AIM OF THE TASK
For each line in the records, produce an exact copy.

(Data about app and page elements)
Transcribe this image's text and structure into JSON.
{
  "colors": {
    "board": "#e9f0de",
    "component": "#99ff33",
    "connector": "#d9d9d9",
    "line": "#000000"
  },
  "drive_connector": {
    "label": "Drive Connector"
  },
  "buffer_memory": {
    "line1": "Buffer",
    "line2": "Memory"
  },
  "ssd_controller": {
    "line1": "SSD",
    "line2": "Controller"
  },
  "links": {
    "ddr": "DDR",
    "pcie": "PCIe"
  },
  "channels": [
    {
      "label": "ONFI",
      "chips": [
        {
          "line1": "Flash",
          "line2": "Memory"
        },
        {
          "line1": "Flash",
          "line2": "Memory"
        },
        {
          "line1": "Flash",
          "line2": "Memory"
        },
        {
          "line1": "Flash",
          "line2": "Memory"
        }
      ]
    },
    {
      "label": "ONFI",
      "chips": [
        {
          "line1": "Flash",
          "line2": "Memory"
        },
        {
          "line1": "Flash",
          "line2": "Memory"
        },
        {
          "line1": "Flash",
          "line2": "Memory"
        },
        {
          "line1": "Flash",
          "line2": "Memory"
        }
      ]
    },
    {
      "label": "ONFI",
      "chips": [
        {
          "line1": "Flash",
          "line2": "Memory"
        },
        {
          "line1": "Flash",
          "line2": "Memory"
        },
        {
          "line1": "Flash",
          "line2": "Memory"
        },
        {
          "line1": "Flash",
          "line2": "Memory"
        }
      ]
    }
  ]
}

THE ANSWER
Transcribe this image's text and structure into JSON.
{
  "colors": {
    "board": "#e9f0de",
    "component": "#99ff33",
    "connector": "#d9d9d9",
    "line": "#000000"
  },
  "drive_connector": {
    "label": "Drive Connector"
  },
  "buffer_memory": {
    "line1": "Buffer",
    "line2": "Memory"
  },
  "ssd_controller": {
    "line1": "SSD",
    "line2": "Controller"
  },
  "links": {
    "ddr": "DDR",
    "pcie": "PCIe"
  },
  "channels": [
    {
      "label": "ONFI",
      "chips": [
        {
          "line1": "Flash",
          "line2": "Memory"
        },
        {
          "line1": "Flash",
          "line2": "Memory"
        },
        {
          "line1": "Flash",
          "line2": "Memory"
        },
        {
          "line1": "Flash",
          "line2": "Memory"
        }
      ]
    },
    {
      "label": "ONFI",
      "chips": [
        {
          "line1": "Flash",
          "line2": "Memory"
        },
        {
          "line1": "Flash",
          "line2": "Memory"
        },
        {
          "line1": "Flash",
          "line2": "Memory"
        },
        {
          "line1": "Flash",
          "line2": "Memory"
        }
      ]
    },
    {
      "label": "ONFI",
      "chips": [
        {
          "line1": "Flash",
          "line2": "Memory"
        },
        {
          "line1": "Flash",
          "line2": "Memory"
        },
        {
          "line1": "Flash",
          "line2": "Memory"
        },
        {
          "line1": "Flash",
          "line2": "Memory"
        }
      ]
    }
  ]
}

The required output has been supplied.